We spoke to Alex Griffin, editor-in-chief of GRM Daily about this. “It’s very much a culturally niche thing to England and I think people are slowly starting to realize that we don’t actually need their understanding or acceptance to flourish on our ones,” he says. “Maybe one day they will accept the genre, but I’m not convinced.”
And, beyond the U.S.’s acceptance of grime is whether they have the ability to differentiate between different types of UK music. We asked Griffin about this and he said that “you see artists like Section Boyz, even Giggs, are billed as grime artists when at their core they aren’t. Even Ray BLK – an R&B singer – gets called a grime artist!”
Griffin goes on to say “with education maybe they will get there, but to be honest – and no shots – I don’t think American audiences care enough to learn the differences between rap and grime. Sometimes, particularly in more recent years, it’s a blurred line between the two anyway. They adapt each others cadences and flows and sounds more than ever, which would perhaps make it difficult for a casual listener. A serious grime fan will shut you straight down if you get it wrong though!”
The Similarities Between Toronto and London
But one question that’s rarely been asked is why UK culture seems to resonate so much with Drake. Much has been spoken about the melting pot of Toronto, with its 5.5 million dwellers, of which half are foreign born. The city is also known for a concentration of Caribbean residents, which has led to patois becoming part of the slang in the city.
There’s often a rush to place everything from the UK under an amazingly dated frame of reference that seems to start and stop with Downton Abbey, tea, croquet, the Queen, and Geoffrey from The Fresh Prince of Bel-Air. But for people of color (POC for short) in the UK, most of these references don’t apply to them — except the tea — and are increasingly just tiring. While POC have been in the UK for centuries, the vast majority of them are usually first or second generation immigrants, which means they’re more likely to have carryovers from their parents’ culture. And among those immigrants the dominant culture was Caribbean, which explains why so much of UK ‘roadman’ slang is actually just patois. In fact, the reason Drake is a beg friend in the title is because it’s a patois saying that’s become a solid part of UK slang.

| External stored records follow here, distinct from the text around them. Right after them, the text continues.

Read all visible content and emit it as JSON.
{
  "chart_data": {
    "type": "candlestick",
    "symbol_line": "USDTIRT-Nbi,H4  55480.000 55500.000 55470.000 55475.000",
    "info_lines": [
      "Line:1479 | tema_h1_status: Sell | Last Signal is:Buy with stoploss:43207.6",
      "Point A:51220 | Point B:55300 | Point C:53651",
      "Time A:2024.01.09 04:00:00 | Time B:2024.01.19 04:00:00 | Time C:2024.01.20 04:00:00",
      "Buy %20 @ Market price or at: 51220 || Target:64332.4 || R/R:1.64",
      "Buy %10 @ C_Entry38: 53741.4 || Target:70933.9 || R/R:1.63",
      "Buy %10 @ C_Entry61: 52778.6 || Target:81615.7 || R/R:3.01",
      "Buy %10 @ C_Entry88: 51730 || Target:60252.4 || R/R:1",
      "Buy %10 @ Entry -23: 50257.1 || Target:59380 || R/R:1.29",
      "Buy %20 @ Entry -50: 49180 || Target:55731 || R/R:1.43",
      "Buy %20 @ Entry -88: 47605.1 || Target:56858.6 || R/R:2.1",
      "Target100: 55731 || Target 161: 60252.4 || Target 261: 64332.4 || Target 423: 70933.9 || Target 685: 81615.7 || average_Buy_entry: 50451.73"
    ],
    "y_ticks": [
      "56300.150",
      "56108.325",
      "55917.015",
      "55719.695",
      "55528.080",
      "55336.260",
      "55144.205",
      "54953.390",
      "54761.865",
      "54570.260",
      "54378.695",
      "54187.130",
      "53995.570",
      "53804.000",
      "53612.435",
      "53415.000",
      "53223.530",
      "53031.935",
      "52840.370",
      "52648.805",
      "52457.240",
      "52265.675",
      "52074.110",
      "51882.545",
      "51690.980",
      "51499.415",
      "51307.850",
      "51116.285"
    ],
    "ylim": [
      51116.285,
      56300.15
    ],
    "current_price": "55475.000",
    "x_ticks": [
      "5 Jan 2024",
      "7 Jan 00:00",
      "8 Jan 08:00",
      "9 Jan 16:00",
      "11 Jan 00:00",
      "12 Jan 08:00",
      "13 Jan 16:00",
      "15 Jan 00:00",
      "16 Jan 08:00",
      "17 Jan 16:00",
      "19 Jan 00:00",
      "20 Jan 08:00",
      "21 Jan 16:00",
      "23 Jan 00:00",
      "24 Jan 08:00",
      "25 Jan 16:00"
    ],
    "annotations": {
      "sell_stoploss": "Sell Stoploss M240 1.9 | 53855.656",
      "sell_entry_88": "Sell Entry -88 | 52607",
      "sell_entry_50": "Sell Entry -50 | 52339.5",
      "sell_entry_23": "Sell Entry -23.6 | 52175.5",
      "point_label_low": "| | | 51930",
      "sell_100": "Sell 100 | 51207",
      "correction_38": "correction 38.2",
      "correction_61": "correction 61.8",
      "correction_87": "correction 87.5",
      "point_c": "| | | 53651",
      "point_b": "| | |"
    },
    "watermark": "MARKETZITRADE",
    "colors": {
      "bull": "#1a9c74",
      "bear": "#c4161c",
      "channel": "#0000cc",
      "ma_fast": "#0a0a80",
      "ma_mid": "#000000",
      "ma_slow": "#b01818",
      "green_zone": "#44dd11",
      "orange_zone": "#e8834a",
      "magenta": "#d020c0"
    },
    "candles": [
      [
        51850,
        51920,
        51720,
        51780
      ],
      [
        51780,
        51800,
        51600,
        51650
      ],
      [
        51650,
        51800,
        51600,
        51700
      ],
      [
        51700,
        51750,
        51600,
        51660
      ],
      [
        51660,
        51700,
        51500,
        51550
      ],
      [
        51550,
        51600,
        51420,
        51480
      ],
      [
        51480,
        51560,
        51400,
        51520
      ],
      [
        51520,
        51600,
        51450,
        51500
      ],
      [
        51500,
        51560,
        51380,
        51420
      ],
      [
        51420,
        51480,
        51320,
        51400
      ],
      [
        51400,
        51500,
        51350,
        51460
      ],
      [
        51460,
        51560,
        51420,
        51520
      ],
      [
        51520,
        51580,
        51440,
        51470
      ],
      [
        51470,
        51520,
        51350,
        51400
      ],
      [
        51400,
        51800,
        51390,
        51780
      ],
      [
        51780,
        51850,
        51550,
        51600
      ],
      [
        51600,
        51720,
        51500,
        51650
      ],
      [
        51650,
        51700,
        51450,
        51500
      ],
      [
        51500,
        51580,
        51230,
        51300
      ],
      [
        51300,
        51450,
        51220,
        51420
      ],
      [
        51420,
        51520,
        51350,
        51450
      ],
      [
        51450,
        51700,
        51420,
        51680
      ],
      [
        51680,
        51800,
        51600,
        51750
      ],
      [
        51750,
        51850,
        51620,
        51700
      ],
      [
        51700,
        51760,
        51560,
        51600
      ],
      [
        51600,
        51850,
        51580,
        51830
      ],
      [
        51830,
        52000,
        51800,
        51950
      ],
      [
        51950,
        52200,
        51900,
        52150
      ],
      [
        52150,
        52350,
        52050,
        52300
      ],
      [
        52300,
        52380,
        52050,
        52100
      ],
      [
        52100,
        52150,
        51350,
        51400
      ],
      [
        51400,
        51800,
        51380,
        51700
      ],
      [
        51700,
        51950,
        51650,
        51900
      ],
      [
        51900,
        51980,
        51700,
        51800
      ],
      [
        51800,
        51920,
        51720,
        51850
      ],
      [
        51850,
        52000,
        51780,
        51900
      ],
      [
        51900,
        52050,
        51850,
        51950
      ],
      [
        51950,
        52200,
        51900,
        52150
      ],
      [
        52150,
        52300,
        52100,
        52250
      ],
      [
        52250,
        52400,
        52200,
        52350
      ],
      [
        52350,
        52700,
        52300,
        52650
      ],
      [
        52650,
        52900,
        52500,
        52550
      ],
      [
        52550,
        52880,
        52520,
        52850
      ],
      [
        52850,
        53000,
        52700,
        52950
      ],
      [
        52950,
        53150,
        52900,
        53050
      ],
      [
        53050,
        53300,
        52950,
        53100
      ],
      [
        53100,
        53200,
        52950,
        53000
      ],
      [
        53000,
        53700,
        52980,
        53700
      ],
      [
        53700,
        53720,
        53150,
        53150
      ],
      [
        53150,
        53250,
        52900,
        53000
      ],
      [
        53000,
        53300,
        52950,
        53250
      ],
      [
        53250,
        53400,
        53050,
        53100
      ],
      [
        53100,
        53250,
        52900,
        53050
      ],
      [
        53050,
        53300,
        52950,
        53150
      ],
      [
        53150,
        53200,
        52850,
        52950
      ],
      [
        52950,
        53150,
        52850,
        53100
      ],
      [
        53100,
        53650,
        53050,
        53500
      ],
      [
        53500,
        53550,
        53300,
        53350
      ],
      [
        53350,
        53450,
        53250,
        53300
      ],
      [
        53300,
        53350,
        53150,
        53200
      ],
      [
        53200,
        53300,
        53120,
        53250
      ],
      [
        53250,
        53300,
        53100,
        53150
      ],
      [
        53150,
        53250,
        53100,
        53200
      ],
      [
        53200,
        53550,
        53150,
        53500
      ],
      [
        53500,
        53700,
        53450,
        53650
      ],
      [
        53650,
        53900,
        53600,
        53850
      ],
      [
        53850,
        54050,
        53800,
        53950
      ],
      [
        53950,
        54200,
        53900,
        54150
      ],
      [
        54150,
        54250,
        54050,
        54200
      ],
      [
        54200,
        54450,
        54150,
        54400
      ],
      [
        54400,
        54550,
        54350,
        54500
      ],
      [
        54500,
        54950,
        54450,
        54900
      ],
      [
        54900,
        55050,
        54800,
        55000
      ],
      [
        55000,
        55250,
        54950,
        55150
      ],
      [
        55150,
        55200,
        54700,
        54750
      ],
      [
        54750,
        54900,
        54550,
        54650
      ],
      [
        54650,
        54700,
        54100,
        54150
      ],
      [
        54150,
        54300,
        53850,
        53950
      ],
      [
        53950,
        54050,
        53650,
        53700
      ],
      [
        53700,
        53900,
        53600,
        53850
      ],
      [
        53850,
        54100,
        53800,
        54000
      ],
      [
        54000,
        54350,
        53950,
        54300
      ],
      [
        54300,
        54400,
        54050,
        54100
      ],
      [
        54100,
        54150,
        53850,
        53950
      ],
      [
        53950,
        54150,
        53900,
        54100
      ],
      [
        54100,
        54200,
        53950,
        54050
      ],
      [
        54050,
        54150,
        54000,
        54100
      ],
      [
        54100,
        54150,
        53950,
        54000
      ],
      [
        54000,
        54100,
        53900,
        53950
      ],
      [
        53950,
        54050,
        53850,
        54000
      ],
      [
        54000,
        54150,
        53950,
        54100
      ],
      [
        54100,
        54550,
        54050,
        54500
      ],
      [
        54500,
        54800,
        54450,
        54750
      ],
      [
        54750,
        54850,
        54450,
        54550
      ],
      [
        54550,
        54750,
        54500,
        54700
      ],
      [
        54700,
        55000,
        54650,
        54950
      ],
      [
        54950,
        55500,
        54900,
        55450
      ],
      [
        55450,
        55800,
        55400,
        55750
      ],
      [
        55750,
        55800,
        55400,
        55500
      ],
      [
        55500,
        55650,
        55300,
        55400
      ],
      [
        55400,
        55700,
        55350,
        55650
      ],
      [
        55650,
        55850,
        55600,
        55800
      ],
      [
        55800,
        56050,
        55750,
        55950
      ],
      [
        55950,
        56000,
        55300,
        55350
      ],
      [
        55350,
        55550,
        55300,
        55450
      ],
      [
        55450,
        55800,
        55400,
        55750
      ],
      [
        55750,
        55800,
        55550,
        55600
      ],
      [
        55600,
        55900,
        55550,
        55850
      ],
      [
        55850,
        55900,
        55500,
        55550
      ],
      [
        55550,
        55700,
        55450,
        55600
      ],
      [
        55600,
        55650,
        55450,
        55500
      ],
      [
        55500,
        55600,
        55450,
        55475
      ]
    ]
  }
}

It’s a connection that few U.S. writers have picked up on, but it’s an important thing to note nonetheless. Toronto’s use of slang mirrors the UK’s use of slang because of the similar situations when it comes to first generation immigration, which provides a plausible reason as to why Drake seems to love the UK so much.
Drake Is “Begging” It, but in the Best Way
Yes, Drake overdoes it – but he does it in a way that undoubtedly benefits the people he’s working with. Earlier this week we wrote about the boost being on More Life has had on Giggs, Skepta and Jorja Smith, so there’s a definite payoff when Drake’s involved. We asked Griffin about whether Drake hopping on a UK song sees a boost in traffic from America. “I think Dave is the one who has felt the effect the most. When Drake hopped on his “Wanna Know” tune the traffic to our website was insane, from audiences at home and away.”
So, while there is still an argument to be had about whether Drake is a culture vulture, he’s putting UK artists on his album — sorry playlist — boosting their careers and giving back. Essentially, he’s the UK’s best beg friend.